You wouldn’t call the 1998 Skoda Octavia an interesting car. From any other manufacturer at any other time it would have been damned as finally as the last Escort or legendary Mitsubishi Carisma.
But like the Datsun 1oo-A or first Corollas the Skoda is a car that had the amazing power to end up destroying its not-very-different competitors. We documented this effect in one of DTW’s more quixotic endeavours here and here and here where the Skoda has a walk-on part (rather like Gavrilo Princip’s in relation to the Carisma’s Franz Ferdinand).
By 1998 the Skoda joke has worn off and WhyHowCar? was able to introduce the conservatively-styled, Golf-based, four-wheeled, petrol-and-diesel-driven, £11,550-costing, double-airbagged, 1750 mm-long, Czech-manufactured, VAG-owned hatchback as follows: “.. .now the much respected Czech firm takes on Nissan and Rover and the family car mainstream.” Mitsubishi didn’t get a mention.
About the Skoda, WhatCar?? said “New entry to family niche promising good value and finish”. And a big boot: 18.6 cubic feet (whatever that is in metric). The Nissan made do with 17.8 cu/ft and the poor old Rover struggled with a crampy 13.2 cu/ft. Enough room for a copy of Blizzard For Boys and some Fruit Gums, I suppose.
Up against the Skoda in the test was the Nissan 1.6 Equation: “Fine handling car and strongest Japanese rival in the family sector.” Faint praise, no? It was good enough to be an Infiniti in the US of Stateside. Most rated it highly as a driver’s car. Rover’s landmark 414i emerged from the text as “Upmarket Brit is a little small for the class, but has a strong image.” Image?
Interesting note: the Primera had no seat height adjustment on the very basic models.
In 1998 the Rover was “blessed with neat touches and a prestigious feel.” Yes, true, it had bits of walnut in various places around the cabin and chrome door sills and “leather effect” (sic). Chrome door sills must cost about two quid so why aren’t they on every car instead of nasty black plastic? However, you can’t sit on them and you can’t sit inside a Rover 414i as well as in the massive Skoda because the Rover had an ancient sub-structure with parts of the stone foundations going back to Roman times.

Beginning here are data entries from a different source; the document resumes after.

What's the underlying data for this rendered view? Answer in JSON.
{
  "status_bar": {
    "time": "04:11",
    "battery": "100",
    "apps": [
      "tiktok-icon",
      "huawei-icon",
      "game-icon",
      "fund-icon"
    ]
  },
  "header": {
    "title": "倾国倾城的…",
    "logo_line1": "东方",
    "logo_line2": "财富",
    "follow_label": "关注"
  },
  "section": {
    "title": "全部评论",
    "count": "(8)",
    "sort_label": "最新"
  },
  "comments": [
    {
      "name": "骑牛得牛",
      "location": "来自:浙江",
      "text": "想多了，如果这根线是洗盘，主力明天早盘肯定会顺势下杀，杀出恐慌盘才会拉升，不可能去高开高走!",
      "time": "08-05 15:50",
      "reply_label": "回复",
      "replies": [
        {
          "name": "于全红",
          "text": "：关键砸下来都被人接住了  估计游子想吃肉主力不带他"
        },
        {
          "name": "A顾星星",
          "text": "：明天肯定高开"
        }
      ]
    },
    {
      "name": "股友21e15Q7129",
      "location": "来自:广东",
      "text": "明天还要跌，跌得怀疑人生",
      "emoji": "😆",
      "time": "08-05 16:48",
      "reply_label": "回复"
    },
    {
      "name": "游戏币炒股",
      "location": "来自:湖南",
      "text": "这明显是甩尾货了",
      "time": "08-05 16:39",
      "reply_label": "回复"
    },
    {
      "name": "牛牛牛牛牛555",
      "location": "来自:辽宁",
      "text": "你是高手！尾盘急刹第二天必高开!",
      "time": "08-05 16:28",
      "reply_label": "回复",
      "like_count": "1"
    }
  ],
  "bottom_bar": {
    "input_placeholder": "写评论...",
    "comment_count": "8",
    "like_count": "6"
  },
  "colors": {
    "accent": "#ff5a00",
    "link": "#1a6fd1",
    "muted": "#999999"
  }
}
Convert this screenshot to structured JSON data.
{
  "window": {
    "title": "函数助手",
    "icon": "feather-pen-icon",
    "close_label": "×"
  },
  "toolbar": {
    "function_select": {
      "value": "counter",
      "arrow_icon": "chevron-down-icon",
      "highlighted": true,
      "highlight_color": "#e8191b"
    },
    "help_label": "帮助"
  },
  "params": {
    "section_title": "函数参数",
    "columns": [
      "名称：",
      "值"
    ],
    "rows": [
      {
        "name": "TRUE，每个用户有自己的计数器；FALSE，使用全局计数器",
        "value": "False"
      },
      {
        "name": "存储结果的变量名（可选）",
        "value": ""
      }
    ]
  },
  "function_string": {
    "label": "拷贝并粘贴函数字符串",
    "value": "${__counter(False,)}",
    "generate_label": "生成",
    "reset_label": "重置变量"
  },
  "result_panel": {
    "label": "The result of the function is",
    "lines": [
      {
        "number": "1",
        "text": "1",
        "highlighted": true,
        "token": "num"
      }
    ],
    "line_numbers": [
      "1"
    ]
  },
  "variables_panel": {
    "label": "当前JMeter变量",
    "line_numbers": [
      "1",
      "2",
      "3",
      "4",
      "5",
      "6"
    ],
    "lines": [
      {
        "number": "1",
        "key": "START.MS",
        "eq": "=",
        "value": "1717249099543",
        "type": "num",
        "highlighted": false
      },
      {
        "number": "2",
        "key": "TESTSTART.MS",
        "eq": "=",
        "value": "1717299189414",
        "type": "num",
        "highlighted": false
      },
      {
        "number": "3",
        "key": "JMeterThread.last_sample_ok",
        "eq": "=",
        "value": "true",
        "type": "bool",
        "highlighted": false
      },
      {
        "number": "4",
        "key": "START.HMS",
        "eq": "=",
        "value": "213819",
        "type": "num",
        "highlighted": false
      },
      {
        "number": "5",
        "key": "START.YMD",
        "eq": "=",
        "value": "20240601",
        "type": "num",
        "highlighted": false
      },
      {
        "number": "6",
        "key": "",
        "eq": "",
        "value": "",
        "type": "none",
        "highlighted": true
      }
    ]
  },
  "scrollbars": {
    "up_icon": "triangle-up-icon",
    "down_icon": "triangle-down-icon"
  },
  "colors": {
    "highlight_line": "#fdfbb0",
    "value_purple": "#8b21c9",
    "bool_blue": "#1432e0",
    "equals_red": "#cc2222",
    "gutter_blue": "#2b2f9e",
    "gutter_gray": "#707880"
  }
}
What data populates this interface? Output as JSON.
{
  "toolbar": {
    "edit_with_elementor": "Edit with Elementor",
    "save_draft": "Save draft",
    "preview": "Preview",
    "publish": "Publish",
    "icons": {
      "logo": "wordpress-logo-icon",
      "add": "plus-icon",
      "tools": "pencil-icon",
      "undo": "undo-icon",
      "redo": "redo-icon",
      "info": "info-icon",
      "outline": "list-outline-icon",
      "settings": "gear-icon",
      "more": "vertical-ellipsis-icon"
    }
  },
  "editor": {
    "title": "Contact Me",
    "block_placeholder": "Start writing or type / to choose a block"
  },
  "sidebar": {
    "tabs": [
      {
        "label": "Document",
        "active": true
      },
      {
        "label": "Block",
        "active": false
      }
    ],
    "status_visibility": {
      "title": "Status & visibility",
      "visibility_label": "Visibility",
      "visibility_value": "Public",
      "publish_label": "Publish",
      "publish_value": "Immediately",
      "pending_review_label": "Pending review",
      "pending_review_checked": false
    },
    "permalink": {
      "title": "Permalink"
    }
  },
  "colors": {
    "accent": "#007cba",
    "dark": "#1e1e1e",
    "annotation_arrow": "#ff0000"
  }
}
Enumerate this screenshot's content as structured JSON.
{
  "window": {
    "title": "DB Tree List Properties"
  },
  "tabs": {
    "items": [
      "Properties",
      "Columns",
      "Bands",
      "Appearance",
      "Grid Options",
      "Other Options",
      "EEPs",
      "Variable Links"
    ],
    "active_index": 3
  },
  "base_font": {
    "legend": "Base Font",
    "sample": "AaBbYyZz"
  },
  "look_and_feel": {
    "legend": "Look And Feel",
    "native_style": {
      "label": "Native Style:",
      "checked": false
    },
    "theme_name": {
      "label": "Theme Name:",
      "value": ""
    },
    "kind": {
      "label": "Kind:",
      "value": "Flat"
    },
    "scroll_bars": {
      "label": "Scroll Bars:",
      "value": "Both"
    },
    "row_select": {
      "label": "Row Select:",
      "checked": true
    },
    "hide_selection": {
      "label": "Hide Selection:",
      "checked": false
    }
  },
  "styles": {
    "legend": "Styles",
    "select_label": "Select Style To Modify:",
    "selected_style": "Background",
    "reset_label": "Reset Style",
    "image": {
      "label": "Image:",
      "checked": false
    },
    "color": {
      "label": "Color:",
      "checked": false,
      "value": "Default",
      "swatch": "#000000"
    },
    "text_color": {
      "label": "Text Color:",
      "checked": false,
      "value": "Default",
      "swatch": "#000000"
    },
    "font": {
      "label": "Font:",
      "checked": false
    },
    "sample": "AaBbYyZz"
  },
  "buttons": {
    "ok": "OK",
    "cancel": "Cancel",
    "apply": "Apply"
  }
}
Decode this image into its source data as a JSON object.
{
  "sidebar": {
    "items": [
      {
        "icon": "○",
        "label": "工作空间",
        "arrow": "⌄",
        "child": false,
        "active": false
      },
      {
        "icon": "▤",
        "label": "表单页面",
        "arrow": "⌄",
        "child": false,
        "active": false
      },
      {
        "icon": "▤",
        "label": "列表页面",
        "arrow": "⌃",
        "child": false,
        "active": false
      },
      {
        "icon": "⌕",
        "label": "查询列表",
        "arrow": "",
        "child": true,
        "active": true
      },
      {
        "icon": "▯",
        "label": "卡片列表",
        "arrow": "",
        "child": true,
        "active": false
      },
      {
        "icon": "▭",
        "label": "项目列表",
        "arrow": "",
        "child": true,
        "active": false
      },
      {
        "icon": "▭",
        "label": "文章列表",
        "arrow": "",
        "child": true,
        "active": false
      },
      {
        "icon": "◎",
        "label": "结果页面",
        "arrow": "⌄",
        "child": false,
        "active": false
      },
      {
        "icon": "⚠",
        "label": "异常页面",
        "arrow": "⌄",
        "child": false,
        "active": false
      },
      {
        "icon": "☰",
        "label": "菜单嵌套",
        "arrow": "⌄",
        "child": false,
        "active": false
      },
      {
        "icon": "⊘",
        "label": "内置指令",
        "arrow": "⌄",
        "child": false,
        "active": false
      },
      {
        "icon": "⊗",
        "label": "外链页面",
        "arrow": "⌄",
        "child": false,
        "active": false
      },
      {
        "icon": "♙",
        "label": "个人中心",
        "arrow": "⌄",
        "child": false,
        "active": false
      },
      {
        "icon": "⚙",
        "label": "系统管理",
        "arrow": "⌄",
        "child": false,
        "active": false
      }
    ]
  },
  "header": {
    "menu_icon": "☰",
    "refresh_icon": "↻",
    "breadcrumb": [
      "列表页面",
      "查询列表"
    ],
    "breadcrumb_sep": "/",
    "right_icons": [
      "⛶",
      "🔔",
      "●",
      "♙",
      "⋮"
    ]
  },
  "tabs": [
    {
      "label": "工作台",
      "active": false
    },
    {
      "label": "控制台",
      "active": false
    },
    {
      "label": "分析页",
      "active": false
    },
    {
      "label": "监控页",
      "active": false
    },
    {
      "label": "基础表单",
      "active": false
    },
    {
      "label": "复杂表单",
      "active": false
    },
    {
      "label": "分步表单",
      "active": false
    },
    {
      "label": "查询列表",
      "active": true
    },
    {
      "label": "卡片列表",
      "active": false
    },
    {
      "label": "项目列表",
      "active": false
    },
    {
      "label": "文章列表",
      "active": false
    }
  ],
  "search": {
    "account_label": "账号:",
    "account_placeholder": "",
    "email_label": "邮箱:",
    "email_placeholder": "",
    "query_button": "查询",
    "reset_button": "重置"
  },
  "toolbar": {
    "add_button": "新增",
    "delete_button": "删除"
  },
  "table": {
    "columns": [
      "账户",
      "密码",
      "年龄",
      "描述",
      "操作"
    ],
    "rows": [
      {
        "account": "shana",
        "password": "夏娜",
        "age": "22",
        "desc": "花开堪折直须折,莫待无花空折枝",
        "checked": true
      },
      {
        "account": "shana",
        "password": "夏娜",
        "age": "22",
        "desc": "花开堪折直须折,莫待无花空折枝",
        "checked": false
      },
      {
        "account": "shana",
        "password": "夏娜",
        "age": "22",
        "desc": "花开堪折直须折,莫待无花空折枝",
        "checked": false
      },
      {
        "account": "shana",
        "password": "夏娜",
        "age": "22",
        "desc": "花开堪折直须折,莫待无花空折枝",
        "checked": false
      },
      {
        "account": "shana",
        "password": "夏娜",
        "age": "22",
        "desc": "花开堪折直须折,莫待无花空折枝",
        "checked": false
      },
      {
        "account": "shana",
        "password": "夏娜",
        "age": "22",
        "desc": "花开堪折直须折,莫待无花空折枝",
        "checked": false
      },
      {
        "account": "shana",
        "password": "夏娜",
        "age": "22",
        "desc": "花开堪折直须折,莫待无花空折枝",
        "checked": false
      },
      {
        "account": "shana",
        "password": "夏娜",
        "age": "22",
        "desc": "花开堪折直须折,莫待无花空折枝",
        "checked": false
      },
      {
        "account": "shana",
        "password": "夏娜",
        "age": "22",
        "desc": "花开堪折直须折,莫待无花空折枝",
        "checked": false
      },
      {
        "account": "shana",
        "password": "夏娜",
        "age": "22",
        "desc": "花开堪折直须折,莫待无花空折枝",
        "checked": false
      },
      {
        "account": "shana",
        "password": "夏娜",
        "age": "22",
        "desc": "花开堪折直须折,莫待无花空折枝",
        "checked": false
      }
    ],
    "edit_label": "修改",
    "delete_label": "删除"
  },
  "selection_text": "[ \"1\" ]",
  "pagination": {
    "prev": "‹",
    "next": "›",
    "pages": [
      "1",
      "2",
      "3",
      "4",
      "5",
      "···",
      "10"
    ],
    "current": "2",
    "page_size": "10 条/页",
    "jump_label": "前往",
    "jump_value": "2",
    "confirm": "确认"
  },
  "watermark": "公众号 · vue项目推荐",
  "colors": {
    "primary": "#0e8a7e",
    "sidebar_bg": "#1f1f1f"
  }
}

After six and bit pages and a full table of technical details, WhatCar declared Skoda to be its choice. “Far and away the best car Skoda has ever made” but the Primera was for the keen driver. I don’t know how much keen driving matters in that the Skoda trounced the Primera and the Primera always struggled because it looked too calm. Surely keen drivers don’t care? And yet not-being-for-a-keen-driver was the accepted excuse for the Carisma’s failure (I feel). When has a dull-looking car been rewarded commercially for its keen drive? Answers, please.
Rover’s demise is a little kernel growing in the 414i – even in 1998 the car wasn’t up to snuff, relying on mock-Tudor decor and Corinthian details. Six or so years later the game was up even as the Honda-based car kept its place in the showrooms, like carbon monoxide in a badly-ventilated bedsit bathroom.
The use of wood-trim and olde-England touches was an attempt to Brougham a very mediocre car into a higher league and the 400 instead landed with a bruising thump between two chairs, spilling its Wetherspoons bitter: too costly for its size and too small to mix it with the Mondeo, Vectra or indeed, let’s not forget, Skoda Octavia.
In June 1998 Car magazine declared the Octavia to be as good as a VW and better than a Vectra. “Image aside, it’s worth every penny”. The only reason people hear about image is because motoring writers keep hammering on about it. “The Octavia’s biggest appeal lies under the tailgate. It has a huge boot…” Skoda spotted that a big boot means a lot to families and sod the “image”. When did a car with image ever beat one with a huge boot?
By happy coincidence we can post-script this: Autcropley has a list of 2018’s best-selling cars (published in late June 2018). In Czechia, Estonia, Finland, Poland and Switzerland the Octavia is the best-selling car. (In Sweden it’s the S90 which is like the Cadillac Fleetwood Brougham being the most popular car in the US, isn’t it?).